  • Damage to the main file (and inability to recover). What would you do if you accidentally damaged or deleted an essential file from your website? A skilled developer would have a backup, or he would know how to attempt a patchwork fix. However, if you’re inexperienced and unfamiliar with this type of complication, you may end up with excessive downtime – or a totally down site.
  • Lack of direct access to your database. Likewise, if you use a free website builder or similar platform to build your website, you cannot access your database directly. Again, this may not be much of an issue for simple, small-scale websites. But if you face any problems in the future or want to expand your business in the future, this lack of access can lead to huge problems.
  • Bad optimization. Your website may technically work, but is it loading as fast as your users would like? Does it load correctly on different operating systems and browsers? To achieve these goals, you will need to properly optimize design elements such as images. If you don’t have the skills or technical expertise to accomplish this, you could end up with a clunky (or barely functional) site.
  • The possibility of a significant break. You might get lucky and have your website working perfectly well, on an indefinite basis. But if it suddenly becomes impossible for a customer to buy something from your online store, your whole business model will crumble. More than one company has succumbed to significant losses due to long periods of downtime. You may be able to recover and continue with your business once you find the problem and fix it, but this leads to another potential problem.
  • General troubleshooting issues. If something goes wrong with your website (and given enough time, it will eventually), do you know what to do? Skilled web developers can usually find the root cause of the problem and fix it quickly. But with minimal experience, you might be completely unable to fix the problem on your own. At the very least, you’ll need to hire a professional to help you figure out what’s going on – and that can jeopardize your otherwise inexpensive base.
  • Inability to evolve. Finally, building your own website means you won’t have as much flexibility to scale. Most introductory web builders and simple web design tools are not designed to support large-scale sites with complex functionality and substantial user bases.
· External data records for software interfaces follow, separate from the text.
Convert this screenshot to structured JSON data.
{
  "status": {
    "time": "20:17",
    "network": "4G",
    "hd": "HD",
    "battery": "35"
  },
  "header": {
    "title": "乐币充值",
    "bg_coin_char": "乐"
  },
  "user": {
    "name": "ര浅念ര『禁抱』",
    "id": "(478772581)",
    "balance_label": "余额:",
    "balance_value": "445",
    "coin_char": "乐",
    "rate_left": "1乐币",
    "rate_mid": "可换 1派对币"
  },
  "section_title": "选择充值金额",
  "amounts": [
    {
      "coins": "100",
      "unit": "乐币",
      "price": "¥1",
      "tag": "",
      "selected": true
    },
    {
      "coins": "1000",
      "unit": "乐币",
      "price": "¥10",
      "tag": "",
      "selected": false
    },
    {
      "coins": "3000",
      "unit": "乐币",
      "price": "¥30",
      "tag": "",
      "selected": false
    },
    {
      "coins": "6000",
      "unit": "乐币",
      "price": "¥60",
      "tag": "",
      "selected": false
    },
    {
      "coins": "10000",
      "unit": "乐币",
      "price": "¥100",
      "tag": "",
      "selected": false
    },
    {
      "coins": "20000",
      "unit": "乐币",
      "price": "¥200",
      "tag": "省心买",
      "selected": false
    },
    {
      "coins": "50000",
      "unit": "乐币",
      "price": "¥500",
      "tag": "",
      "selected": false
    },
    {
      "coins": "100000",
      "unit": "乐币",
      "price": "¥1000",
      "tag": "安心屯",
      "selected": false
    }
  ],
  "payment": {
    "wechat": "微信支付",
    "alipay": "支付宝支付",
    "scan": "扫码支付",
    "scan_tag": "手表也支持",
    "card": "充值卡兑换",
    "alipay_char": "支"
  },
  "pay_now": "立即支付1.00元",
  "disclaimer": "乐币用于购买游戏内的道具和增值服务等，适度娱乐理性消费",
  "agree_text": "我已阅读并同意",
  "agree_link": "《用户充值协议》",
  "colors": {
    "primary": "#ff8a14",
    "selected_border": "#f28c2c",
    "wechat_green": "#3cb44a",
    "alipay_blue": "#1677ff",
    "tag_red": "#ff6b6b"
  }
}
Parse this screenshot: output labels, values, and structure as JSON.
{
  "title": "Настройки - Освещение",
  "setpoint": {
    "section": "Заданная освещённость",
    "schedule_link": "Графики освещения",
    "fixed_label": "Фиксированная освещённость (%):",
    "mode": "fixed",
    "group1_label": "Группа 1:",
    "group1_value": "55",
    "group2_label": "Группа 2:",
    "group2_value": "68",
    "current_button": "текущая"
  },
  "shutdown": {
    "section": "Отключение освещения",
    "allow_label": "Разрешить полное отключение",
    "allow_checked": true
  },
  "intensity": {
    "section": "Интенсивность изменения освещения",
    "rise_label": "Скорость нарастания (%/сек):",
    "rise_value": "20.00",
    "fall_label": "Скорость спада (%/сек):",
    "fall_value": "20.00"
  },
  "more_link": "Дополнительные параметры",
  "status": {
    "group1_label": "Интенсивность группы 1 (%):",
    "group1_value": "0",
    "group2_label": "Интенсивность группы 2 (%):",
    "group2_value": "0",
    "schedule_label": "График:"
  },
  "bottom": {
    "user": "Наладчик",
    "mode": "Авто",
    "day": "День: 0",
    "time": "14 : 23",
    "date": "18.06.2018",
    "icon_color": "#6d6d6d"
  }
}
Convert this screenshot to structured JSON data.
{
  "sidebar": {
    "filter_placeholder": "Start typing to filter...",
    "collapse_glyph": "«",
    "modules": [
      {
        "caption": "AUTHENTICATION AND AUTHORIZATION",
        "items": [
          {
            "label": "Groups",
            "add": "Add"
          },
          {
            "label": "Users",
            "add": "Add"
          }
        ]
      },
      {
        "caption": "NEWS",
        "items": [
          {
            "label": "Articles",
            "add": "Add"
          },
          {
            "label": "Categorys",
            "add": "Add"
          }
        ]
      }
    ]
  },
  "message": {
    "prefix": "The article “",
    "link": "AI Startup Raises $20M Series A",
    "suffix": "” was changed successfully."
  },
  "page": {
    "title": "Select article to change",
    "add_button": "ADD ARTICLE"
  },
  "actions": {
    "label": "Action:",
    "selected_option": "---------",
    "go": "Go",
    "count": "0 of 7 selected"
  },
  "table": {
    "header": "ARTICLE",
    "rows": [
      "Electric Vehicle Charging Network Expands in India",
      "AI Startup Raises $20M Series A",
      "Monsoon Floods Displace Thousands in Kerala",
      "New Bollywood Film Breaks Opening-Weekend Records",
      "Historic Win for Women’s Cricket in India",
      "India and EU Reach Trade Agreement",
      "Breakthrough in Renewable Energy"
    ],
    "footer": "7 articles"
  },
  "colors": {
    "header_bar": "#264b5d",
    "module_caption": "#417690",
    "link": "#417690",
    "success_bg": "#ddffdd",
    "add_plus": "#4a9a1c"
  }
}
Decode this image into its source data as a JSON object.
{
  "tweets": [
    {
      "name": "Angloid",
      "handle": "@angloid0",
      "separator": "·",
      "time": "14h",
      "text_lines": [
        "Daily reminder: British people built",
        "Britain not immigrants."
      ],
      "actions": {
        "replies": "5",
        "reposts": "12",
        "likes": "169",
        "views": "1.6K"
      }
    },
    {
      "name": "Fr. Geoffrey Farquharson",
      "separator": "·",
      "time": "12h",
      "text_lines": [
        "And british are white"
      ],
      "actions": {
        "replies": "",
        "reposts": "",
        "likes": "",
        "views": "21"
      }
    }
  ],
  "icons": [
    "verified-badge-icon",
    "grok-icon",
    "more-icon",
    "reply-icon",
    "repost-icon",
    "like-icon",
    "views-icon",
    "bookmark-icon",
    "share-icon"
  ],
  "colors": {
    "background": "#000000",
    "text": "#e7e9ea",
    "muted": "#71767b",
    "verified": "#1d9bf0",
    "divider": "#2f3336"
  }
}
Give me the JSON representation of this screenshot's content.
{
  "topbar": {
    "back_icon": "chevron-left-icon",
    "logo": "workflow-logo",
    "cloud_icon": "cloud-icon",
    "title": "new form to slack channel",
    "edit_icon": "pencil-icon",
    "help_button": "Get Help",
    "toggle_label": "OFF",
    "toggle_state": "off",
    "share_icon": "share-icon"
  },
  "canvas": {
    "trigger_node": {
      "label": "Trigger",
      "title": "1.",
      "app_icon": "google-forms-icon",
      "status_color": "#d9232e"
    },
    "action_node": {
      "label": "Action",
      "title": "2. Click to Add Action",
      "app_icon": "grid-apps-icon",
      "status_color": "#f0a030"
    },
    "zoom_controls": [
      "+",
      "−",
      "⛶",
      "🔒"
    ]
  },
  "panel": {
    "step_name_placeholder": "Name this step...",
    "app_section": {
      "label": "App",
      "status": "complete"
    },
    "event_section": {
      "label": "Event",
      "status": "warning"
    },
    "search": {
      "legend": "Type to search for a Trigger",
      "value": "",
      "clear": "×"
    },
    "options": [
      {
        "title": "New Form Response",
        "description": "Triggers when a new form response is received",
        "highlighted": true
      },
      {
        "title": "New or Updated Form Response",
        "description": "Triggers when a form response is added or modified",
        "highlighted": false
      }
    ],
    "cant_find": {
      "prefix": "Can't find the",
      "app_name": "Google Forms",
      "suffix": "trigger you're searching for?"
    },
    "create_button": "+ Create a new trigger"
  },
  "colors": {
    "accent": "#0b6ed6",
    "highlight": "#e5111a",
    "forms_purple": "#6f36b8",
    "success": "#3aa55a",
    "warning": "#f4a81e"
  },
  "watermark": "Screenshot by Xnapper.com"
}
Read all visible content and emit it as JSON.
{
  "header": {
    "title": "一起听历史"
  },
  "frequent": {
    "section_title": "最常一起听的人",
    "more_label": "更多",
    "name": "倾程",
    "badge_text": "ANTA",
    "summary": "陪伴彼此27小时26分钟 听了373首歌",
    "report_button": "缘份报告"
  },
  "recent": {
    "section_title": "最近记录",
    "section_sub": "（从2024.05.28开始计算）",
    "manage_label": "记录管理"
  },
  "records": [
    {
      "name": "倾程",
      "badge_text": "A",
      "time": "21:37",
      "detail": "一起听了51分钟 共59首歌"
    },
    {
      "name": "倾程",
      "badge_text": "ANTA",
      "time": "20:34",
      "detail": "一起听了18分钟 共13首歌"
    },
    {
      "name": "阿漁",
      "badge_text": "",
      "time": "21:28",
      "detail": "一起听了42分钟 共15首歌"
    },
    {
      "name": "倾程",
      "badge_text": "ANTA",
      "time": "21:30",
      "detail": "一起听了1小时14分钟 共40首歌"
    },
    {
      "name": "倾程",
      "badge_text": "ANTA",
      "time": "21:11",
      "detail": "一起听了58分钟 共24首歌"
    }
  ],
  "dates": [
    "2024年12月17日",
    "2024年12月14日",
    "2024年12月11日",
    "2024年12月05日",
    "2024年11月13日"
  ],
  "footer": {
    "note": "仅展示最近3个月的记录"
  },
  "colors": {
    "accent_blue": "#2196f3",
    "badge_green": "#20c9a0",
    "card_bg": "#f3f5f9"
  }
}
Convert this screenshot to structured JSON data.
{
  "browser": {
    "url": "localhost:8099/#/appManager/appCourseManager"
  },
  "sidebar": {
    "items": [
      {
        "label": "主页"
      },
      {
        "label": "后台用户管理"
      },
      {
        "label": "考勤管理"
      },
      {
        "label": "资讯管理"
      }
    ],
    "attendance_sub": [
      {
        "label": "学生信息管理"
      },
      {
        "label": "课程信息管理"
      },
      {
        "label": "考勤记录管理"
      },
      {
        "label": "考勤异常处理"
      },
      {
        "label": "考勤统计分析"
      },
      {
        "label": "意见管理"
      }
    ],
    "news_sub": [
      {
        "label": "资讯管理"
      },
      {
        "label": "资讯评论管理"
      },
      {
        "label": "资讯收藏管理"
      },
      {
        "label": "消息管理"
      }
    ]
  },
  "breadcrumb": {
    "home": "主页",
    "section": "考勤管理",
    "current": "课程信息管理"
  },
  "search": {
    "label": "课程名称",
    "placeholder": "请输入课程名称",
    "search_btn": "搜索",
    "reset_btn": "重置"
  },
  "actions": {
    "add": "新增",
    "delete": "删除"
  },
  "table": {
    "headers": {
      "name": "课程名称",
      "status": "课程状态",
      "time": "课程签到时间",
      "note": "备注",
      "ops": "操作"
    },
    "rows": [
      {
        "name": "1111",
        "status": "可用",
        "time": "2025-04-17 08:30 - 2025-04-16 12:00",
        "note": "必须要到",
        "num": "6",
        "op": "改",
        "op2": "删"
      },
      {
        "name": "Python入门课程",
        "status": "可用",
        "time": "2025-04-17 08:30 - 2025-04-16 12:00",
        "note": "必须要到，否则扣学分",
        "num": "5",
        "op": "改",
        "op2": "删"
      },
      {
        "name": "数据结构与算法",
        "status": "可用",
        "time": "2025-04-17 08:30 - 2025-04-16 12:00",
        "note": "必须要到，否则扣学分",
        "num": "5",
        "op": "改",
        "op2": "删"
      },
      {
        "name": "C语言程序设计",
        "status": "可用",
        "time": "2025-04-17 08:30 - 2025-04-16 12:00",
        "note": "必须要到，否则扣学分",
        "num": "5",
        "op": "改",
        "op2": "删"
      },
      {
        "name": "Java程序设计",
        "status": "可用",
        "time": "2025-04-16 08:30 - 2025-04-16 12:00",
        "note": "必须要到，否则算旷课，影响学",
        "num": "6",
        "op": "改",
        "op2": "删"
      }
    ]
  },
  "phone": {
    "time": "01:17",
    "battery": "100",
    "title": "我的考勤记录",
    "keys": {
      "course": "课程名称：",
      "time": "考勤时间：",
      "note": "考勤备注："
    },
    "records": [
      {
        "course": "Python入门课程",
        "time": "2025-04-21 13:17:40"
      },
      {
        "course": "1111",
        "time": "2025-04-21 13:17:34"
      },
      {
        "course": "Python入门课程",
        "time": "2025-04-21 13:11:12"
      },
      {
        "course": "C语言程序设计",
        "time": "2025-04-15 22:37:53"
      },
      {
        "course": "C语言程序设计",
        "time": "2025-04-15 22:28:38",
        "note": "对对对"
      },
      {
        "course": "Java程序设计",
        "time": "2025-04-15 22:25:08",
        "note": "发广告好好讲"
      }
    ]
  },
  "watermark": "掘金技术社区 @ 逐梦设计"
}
Design isn’t everything

It should also be noted that design is not everything. Even if you manage to create a functional and beautiful website yourself, there is no guarantee that it will be a success. You will still need to optimize the site for conversions, invest in marketing and advertising, and continue to promote the site as it grows. It is certainly possible to DIY everything here, but it is not easy.

For the most part, DIY website design projects are doomed one way or another. The good news is that there are many potential solutions.

You could, for example, invest enough time and effort in studying the fundamentals of web design and development to become an expert in your own right. But for most entrepreneurs looking to build a website from scratch, it’s easier to work with a professional agency.

Image Credit: Kaboompics; pexels; Thank you!

Timothy Carter

Revenue Director

Timothy Carter is chief revenue officer for the Seattle-based digital marketing agency SEO.co, DEV.co & PPC.co. He has spent over 20 years in the world of SEO and digital marketing leading, building and scaling sales operations, helping companies increase revenue efficiency and drive website and team growth. of sale. When he’s not working, Tim enjoys playing a few rounds of disc golf, running and spending time with his wife and family on the beach – preferably in Hawaii with a cup of Kona coffee. Follow him on Twitter @TimothyCarter